WHAT YOU ARE ASKED TO DO: Leave out the pictures, then return the records word for word.

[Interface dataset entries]
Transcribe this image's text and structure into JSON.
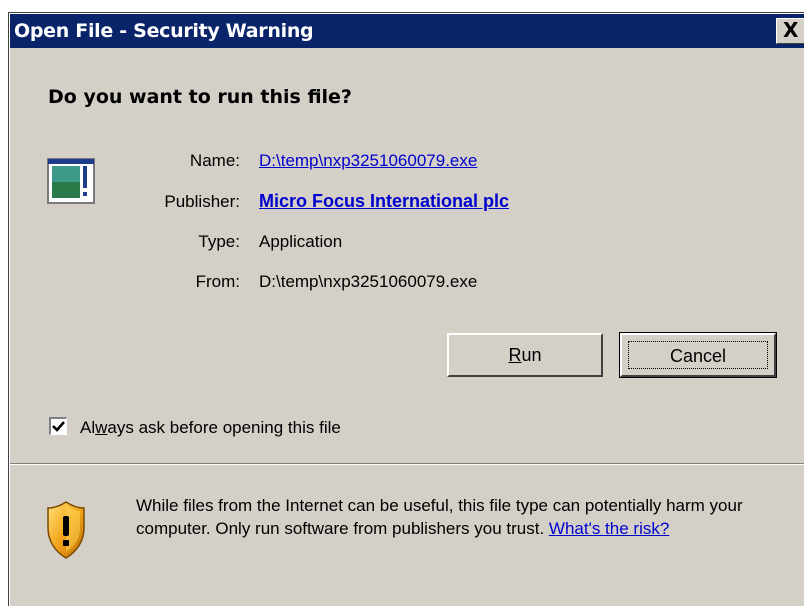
{
  "window": {
    "title": "Open File - Security Warning",
    "close_label": "X"
  },
  "question": "Do you want to run this file?",
  "fields": {
    "name_label": "Name:",
    "name_value": "D:\\temp\\nxp3251060079.exe",
    "publisher_label": "Publisher:",
    "publisher_value": "Micro Focus International plc",
    "type_label": "Type:",
    "type_value": "Application",
    "from_label": "From:",
    "from_value": "D:\\temp\\nxp3251060079.exe"
  },
  "buttons": {
    "run_prefix": "",
    "run_mnemonic": "R",
    "run_rest": "un",
    "cancel": "Cancel"
  },
  "checkbox": {
    "checked": true,
    "label_pre": "Al",
    "label_mnemonic": "w",
    "label_post": "ays ask before opening this file"
  },
  "warning": {
    "text": "While files from the Internet can be useful, this file type can potentially harm your computer. Only run software from publishers you trust.",
    "link": "What's the risk?"
  },
  "colors": {
    "titlebar": "#0a246a",
    "dialog_bg": "#d4d0c8",
    "link": "#0000cc"
  },
  "icons": [
    "application-icon",
    "shield-warning-icon",
    "checkmark-icon",
    "close-icon"
  ]
}
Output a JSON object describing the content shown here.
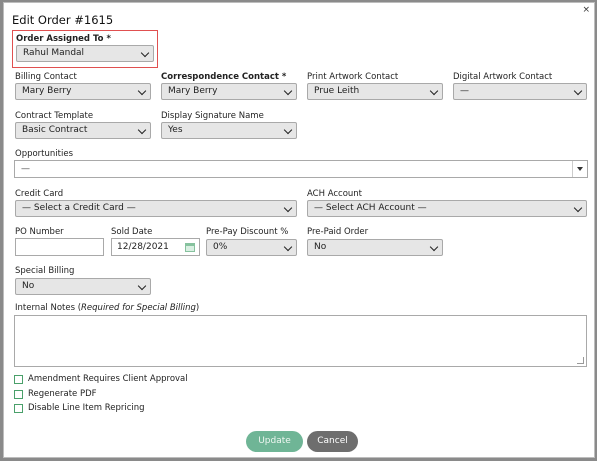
{
  "dialog": {
    "title": "Edit Order #1615",
    "close_symbol": "×"
  },
  "order_assigned_to": {
    "label": "Order Assigned To *",
    "value": "Rahul Mandal"
  },
  "billing_contact": {
    "label": "Billing Contact",
    "value": "Mary Berry"
  },
  "correspondence_contact": {
    "label": "Correspondence Contact *",
    "value": "Mary Berry"
  },
  "print_artwork_contact": {
    "label": "Print Artwork Contact",
    "value": "Prue Leith"
  },
  "digital_artwork_contact": {
    "label": "Digital Artwork Contact",
    "value": "—"
  },
  "contract_template": {
    "label": "Contract Template",
    "value": "Basic Contract"
  },
  "display_signature_name": {
    "label": "Display Signature Name",
    "value": "Yes"
  },
  "opportunities": {
    "label": "Opportunities",
    "value": "—"
  },
  "credit_card": {
    "label": "Credit Card",
    "value": "— Select a Credit Card —"
  },
  "ach_account": {
    "label": "ACH Account",
    "value": "— Select ACH Account —"
  },
  "po_number": {
    "label": "PO Number",
    "value": ""
  },
  "sold_date": {
    "label": "Sold Date",
    "value": "12/28/2021"
  },
  "prepay_discount": {
    "label": "Pre-Pay Discount %",
    "value": "0%"
  },
  "prepaid_order": {
    "label": "Pre-Paid Order",
    "value": "No"
  },
  "special_billing": {
    "label": "Special Billing",
    "value": "No"
  },
  "internal_notes": {
    "label": "Internal Notes (",
    "label_italic": "Required for Special Billing",
    "label_end": ")",
    "value": ""
  },
  "checkboxes": [
    {
      "label": "Amendment Requires Client Approval",
      "checked": false
    },
    {
      "label": "Regenerate PDF",
      "checked": false
    },
    {
      "label": "Disable Line Item Repricing",
      "checked": false
    }
  ],
  "buttons": {
    "update": "Update",
    "cancel": "Cancel"
  },
  "colors": {
    "highlight_border": "#e05050",
    "update_button": "#6fb596",
    "cancel_button": "#6e6e6e",
    "checkbox_border": "#4aa06a"
  }
}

SOLUTION:
Transcribe this image's text and structure into JSON.
{
  "window": {
    "title": "Open File - Security Warning",
    "close_label": "X"
  },
  "question": "Do you want to run this file?",
  "fields": {
    "name_label": "Name:",
    "name_value": "D:\\temp\\nxp3251060079.exe",
    "publisher_label": "Publisher:",
    "publisher_value": "Micro Focus International plc",
    "type_label": "Type:",
    "type_value": "Application",
    "from_label": "From:",
    "from_value": "D:\\temp\\nxp3251060079.exe"
  },
  "buttons": {
    "run_prefix": "",
    "run_mnemonic": "R",
    "run_rest": "un",
    "cancel": "Cancel"
  },
  "checkbox": {
    "checked": true,
    "label_pre": "Al",
    "label_mnemonic": "w",
    "label_post": "ays ask before opening this file"
  },
  "warning": {
    "text": "While files from the Internet can be useful, this file type can potentially harm your computer. Only run software from publishers you trust.",
    "link": "What's the risk?"
  },
  "colors": {
    "titlebar": "#0a246a",
    "dialog_bg": "#d4d0c8",
    "link": "#0000cc"
  },
  "icons": [
    "application-icon",
    "shield-warning-icon",
    "checkmark-icon",
    "close-icon"
  ]
}
Output a JSON object describing the content shown here.
{
  "dialog": {
    "title": "Edit Order #1615",
    "close_symbol": "×"
  },
  "order_assigned_to": {
    "label": "Order Assigned To *",
    "value": "Rahul Mandal"
  },
  "billing_contact": {
    "label": "Billing Contact",
    "value": "Mary Berry"
  },
  "correspondence_contact": {
    "label": "Correspondence Contact *",
    "value": "Mary Berry"
  },
  "print_artwork_contact": {
    "label": "Print Artwork Contact",
    "value": "Prue Leith"
  },
  "digital_artwork_contact": {
    "label": "Digital Artwork Contact",
    "value": "—"
  },
  "contract_template": {
    "label": "Contract Template",
    "value": "Basic Contract"
  },
  "display_signature_name": {
    "label": "Display Signature Name",
    "value": "Yes"
  },
  "opportunities": {
    "label": "Opportunities",
    "value": "—"
  },
  "credit_card": {
    "label": "Credit Card",
    "value": "— Select a Credit Card —"
  },
  "ach_account": {
    "label": "ACH Account",
    "value": "— Select ACH Account —"
  },
  "po_number": {
    "label": "PO Number",
    "value": ""
  },
  "sold_date": {
    "label": "Sold Date",
    "value": "12/28/2021"
  },
  "prepay_discount": {
    "label": "Pre-Pay Discount %",
    "value": "0%"
  },
  "prepaid_order": {
    "label": "Pre-Paid Order",
    "value": "No"
  },
  "special_billing": {
    "label": "Special Billing",
    "value": "No"
  },
  "internal_notes": {
    "label": "Internal Notes (",
    "label_italic": "Required for Special Billing",
    "label_end": ")",
    "value": ""
  },
  "checkboxes": [
    {
      "label": "Amendment Requires Client Approval",
      "checked": false
    },
    {
      "label": "Regenerate PDF",
      "checked": false
    },
    {
      "label": "Disable Line Item Repricing",
      "checked": false
    }
  ],
  "buttons": {
    "update": "Update",
    "cancel": "Cancel"
  },
  "colors": {
    "highlight_border": "#e05050",
    "update_button": "#6fb596",
    "cancel_button": "#6e6e6e",
    "checkbox_border": "#4aa06a"
  }
}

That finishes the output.